The U.S. Postal Service seeks to extend the convenience and reach of its products and services by locating them near where customers live, work, and shop. In August 2013, the Postal Service started a 1-year pilot program with Staples, in which the retailer sold only Postal Service shipping products and services and not those of its competitors. During the pilot, the American Postal Workers Union expressed various concerns with the Postal Service’s partnership with Staples. Due to mounting union protests, the Postal Service ended the pilot in August 2014. Staples then joined the Approved Shippers Program.
Approved shippers are package and shipping retailers that enter into agreements with the Postal Service to offer postal products and services along with the products of its competitors. They do not receive direct compensation from the Postal Service; rather, they get pricing discounts for postal products and can add a surcharge above established postal retail prices to generate profits.
In fiscal year 2014, the Postal Service partnered with over 6,400 approved shippers across the U.S. and generated over [redacted] in revenue from the program.
Our objectives were to determine whether there was adequate oversight of the Approved Shippers Program and evaluate whether the new Staples Approved Shipper Agreement is consistent with others in the program.
What The OIG Found
The Postal Service can improve oversight of the Approved Shippers Program. We determined the Postal Service did not conduct quarterly performance reviews as required for 84 of 107 (79 percent) approved shippers we evaluated. Also, although approved shippers on average had shorter wait times than post offices, the shippers did not always adhere to mail security and signage requirements. Specifically, of the 107 approved shippers we evaluated:
■ Eighty-one (76 percent) did not ask the required mail security questions.
■ Eighty-eight (82 percent) were willing to or did accept packages without knowing the contents.
■ Thirty-three (31 percent) did not examine packages for mailing standards.
■ Nine (8 percent) did not secure mail away from public access.
■ Twenty-nine (27 percent) did not display signage offering postal products and services.
Without formal guidance and oversight, the Postal Service cannot ensure approved shippers are promoting postal products and meeting mail security requirements. This can increase the risk of hazardous materials entering the mailstream and customers purchasing products and services from competitors. This could affect employee and public safety as well as the Postal Service’s mail delivery operations, goodwill, and brand.
We calculated [redacted] for potential damages to postal facilities if hazardous mail were to enter the mailstream. This amount does not include payments for injuries to Postal Service employees or customers.
Finally, we determined the Staples agreement was consistent with other approved shipper agreements and included provisions to protect the Postal Service and increase customer access to its products and services. Specifically, the agreement addressed mail safety and security, compensation and discounts, sharing of customer information, and advertising. We also found the Postal Service’s partnership with Staples did not result in the Postal Service increasing its office supply purchases from Staples. The purchases were divided evenly among three suppliers.

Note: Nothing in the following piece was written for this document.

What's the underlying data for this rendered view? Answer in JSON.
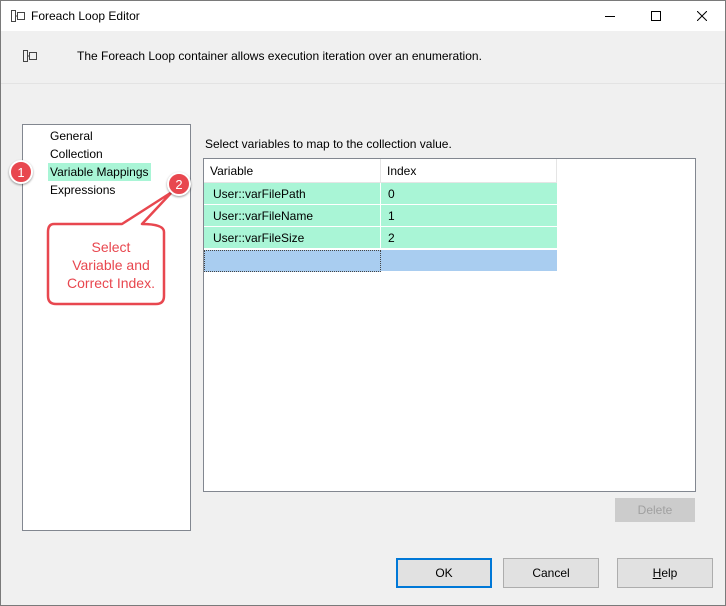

What The OIG Recommended
We recommended management develop formal policies and procedures for overseeing the Approved Shippers Program including roles, responsibilities, and a verification process for performing reviews of approved shippers.